The major advantage of our approach is the substantial reduction in the required sequencing reads to less than 10 millions, compared with hundreds of millions in previous studies, making the noninvasive detection of fetal large deletion/duplication closer to reality in clinical practices. Unlike previous studies, our study firstly developed a novel bioinformatics approach to identify deletion/duplication in fetus and then tested the efficiency of this approach by both computer simulations and real clinical data.

In many previous studies, the reference genome was divided into windows with constant length in window selection, which would lead to further RRN statistics bias. For example, in the case of 1-Mb overlapping window with constant length, in Chr1: 1–1 000 000, only 27.2% of SE50 simulated reads could be mapped uniquely into this region. As a comparison, the average level of unique mapping simulated reads in all windows was as high as ~90%. In this study, we divided the reference genome into observation windows with constant expected unique reads numbers instead of constant length. Thus, uncertainties caused by sequence and mapping strategy, such as reads length or repeat sequence, could be well considered to minimize the potential bias in different regions. Moreover, by adjusting the boundary, the expected unique reads number of each observation window would be equal, leading to a more centralized RRN in further statistics.

There also are limitations in this study, especially about the relative low resolution of our approach so that only large deletions/duplications could be detected. Decipher is one of the most well-known database of chromosomal imbalance and phenotype in humans, including 64 syndromes with various deletion/duplication in genome ranging from 0.02 to 16.97 Mb.[27] However, only three out of the 64 syndromes in the Decipher were associated with deletion/duplication larger than 10 Mb. According to our in silico data, at 10% cff-DNA concentration and 7M sequence reads, our simulated data showed that close to 100% of >10-Mb deletion/duplication could be successfully detected, and the detection power reduces rapidly with the decreasing size of deletion/duplication. Fortunately, the detection power of smaller mutations could be improved by increasing sequence reads as expected (Figure 3 and Table S1). At this moment, the simplest approach to increase the resolution of FCAPS to cover fetal micro deletion/duplication is to increase the sequencing depth. Further study in bioinformatics might enable the detection of smaller deletion/duplication without the need for high sequencing depth.

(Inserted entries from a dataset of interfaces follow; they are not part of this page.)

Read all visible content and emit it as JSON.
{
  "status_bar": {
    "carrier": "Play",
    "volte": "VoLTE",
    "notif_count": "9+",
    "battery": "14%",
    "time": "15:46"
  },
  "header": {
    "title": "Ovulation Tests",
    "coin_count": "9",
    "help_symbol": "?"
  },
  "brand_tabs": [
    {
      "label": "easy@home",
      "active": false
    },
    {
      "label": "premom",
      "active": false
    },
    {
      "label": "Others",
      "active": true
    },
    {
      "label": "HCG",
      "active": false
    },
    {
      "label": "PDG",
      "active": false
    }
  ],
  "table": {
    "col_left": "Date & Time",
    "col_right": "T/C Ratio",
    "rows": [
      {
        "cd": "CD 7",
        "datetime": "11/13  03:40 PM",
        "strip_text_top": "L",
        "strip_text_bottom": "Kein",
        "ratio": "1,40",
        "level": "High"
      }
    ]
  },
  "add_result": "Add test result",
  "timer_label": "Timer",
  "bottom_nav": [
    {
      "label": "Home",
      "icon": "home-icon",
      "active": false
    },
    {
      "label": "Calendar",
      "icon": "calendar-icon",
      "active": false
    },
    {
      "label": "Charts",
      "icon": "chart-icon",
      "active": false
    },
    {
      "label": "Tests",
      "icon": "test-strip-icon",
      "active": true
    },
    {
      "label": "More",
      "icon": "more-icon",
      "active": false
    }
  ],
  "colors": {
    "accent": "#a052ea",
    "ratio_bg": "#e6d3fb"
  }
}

With the rapid development of noninvasive detection of fetal trisomies 21, 18 and 13, this MPS-based method is widely used in both the USA and China as a second tier screening test offered to medium-risk or high-risk women on the basis of conventional prenatal screening. Because our approach could detect large deletion/duplication of fetus with the same or a slightly higher sequencing reads, it could be easily integrated into the existing fetal aneuploidy detection test. However, considering its significant higher false positive rate, a careful post-test genetic counseling is required for the pregnant women to make a decision of invasive validation by G-banding karyotyping or aCGH.


In summary, our study showed the great potential of noninvasive detection of fetal large deletion/duplication with ultra-low coverage of whole genome sequencing of maternal plasma. Our method, with a high sensitivity and acceptable specificity, can broaden the application for lower coverage sequencing of maternal plasma in noninvasive prenatal testing.


  • Sequencing-based noninvasive prenatal detection of fetal aneuploidy has been proven to be highly accurate. However, it is still a challenge to detect fetal deletion/duplication syndrome because the interference from maternal DNA in maternal plasma.


  • Here, we developed a practical bioinformatic methodology to detect fetal chromosomal deletions/duplications of >10 Mb using low coverage whole genome sequencing of maternal plasma.